* **Instructions to follow**
Determine how many lines below contain the string "heatmap" and give that number without anything else.

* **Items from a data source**
━━━━

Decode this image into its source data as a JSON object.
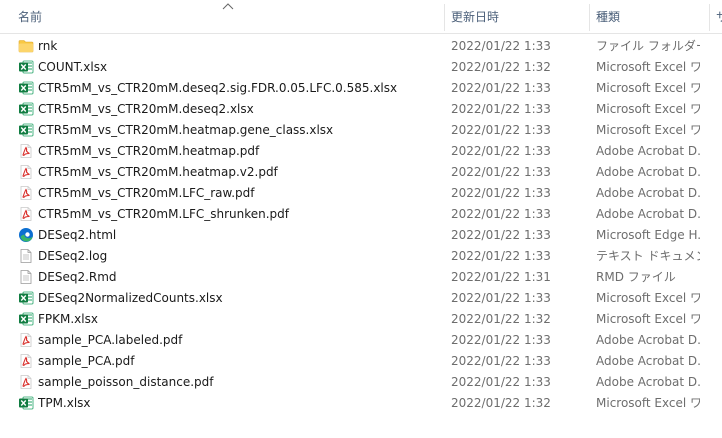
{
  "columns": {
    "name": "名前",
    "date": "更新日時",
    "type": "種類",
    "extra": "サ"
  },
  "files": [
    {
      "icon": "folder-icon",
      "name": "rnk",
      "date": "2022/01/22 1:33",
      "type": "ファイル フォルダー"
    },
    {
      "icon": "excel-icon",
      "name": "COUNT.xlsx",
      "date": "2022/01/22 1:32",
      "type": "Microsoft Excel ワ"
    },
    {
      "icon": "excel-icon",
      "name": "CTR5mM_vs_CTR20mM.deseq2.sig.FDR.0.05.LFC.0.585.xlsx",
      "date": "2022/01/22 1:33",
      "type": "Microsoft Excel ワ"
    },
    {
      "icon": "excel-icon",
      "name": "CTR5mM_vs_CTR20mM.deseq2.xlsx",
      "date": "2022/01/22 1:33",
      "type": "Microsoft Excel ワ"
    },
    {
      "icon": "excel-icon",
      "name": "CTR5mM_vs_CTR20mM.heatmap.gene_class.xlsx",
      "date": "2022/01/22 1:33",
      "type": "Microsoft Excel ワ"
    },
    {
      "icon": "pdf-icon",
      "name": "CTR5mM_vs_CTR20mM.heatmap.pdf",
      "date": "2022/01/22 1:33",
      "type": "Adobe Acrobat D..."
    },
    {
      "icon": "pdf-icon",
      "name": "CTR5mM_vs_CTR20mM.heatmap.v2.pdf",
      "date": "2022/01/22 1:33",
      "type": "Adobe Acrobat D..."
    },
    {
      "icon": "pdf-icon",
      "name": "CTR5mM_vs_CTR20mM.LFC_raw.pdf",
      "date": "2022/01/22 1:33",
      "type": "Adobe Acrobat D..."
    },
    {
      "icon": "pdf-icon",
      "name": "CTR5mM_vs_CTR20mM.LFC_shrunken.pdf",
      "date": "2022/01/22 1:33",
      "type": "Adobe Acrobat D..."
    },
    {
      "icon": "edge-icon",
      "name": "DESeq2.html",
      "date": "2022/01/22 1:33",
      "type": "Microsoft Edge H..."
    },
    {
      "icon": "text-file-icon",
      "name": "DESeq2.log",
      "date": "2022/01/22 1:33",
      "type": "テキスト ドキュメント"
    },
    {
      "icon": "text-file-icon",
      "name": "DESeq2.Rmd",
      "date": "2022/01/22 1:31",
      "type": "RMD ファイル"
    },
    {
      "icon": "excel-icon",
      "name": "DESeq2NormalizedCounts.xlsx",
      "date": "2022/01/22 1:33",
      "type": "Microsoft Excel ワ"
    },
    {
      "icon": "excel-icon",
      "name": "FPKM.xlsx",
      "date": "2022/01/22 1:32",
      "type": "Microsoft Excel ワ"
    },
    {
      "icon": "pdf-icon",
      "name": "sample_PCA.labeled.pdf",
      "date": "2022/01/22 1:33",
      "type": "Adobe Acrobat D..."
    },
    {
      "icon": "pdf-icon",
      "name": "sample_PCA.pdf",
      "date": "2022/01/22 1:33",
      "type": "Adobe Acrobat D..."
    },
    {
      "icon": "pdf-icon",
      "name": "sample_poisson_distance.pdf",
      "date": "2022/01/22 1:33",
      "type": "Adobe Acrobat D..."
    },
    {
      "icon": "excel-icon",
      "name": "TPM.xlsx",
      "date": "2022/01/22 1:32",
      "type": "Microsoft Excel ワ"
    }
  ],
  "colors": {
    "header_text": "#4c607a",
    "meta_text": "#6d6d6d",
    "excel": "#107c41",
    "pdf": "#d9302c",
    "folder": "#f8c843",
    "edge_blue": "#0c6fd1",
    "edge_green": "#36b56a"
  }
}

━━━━

* **Answer to this exercise**
3